A golden orchid in the highlands of Ollanta, Peru

enlargeA golden orchid in the highlands of Ollanta, Peru.

(LIP-wb) — This is the colorful description of a journey into the heart of the mountains around Ollantaytambo in search of a magical orchid which for many years was hidden from Western eyes. Biologist Benjamín Collantes led the search and brought us this account, which all those who love nature and believe in its conservation will enjoy…

“You, who are in search of orchids, look higher and imagine what you may find in the heights of my temple, there where the condors fly swiftly. If you can’t see me, then you will at least see my golden tears in the form of golden orchids spread across the Andes.

They are tears of joy, not of sadness, because in these places my subjects preserve the ancient traditions and maintain my garden – a sanctuary which nobody enters or despoils”. I heard this ancient call in my dreams whilst in Ollanta, one of many remote corners in the Urubamba Valley.

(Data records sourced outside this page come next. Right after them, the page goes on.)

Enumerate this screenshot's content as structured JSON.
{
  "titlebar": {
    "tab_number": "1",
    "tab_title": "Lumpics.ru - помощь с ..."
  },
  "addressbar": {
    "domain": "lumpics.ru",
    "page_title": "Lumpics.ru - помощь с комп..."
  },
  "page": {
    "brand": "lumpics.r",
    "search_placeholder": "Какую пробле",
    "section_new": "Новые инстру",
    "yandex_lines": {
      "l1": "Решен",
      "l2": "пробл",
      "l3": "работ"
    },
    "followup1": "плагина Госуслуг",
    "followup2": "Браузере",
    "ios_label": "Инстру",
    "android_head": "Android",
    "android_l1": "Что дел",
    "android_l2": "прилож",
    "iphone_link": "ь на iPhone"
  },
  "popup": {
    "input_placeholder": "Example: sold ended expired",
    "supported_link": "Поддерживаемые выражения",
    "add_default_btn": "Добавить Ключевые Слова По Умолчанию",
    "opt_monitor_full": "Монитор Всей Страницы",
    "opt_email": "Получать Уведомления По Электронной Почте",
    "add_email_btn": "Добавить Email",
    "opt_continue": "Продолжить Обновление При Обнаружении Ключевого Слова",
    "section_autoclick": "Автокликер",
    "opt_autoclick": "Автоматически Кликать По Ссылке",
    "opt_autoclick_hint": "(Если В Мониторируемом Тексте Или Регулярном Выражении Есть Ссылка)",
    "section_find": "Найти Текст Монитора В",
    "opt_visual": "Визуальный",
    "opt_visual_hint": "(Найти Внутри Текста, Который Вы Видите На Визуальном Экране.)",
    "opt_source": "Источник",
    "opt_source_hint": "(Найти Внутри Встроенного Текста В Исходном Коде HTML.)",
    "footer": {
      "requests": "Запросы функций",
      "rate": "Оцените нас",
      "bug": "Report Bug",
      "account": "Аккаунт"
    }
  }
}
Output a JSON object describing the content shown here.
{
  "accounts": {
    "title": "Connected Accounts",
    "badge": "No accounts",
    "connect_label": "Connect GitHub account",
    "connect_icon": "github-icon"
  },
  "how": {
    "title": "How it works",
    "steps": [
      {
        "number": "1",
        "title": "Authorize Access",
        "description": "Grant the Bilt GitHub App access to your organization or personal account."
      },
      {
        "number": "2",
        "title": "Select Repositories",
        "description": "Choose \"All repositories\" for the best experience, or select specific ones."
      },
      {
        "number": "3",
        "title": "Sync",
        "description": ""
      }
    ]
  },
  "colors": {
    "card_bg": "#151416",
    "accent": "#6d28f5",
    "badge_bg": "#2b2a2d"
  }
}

In this way my restless urge to find the Orchid of the Sun was born, which I called Qoriwaqanki (“the wakanki of gold” – due to its similarity to the Masdevallia veitchiana – the orchid which is the symbol of the Machu Picchu Historical Sanctuary). One might think that the Qoriwaqanki is just a fantasy, but in fact it actually exists. Its botanical name is Masdevallia davisii, and it was discovered by Walter Davis in Cusco in 1873.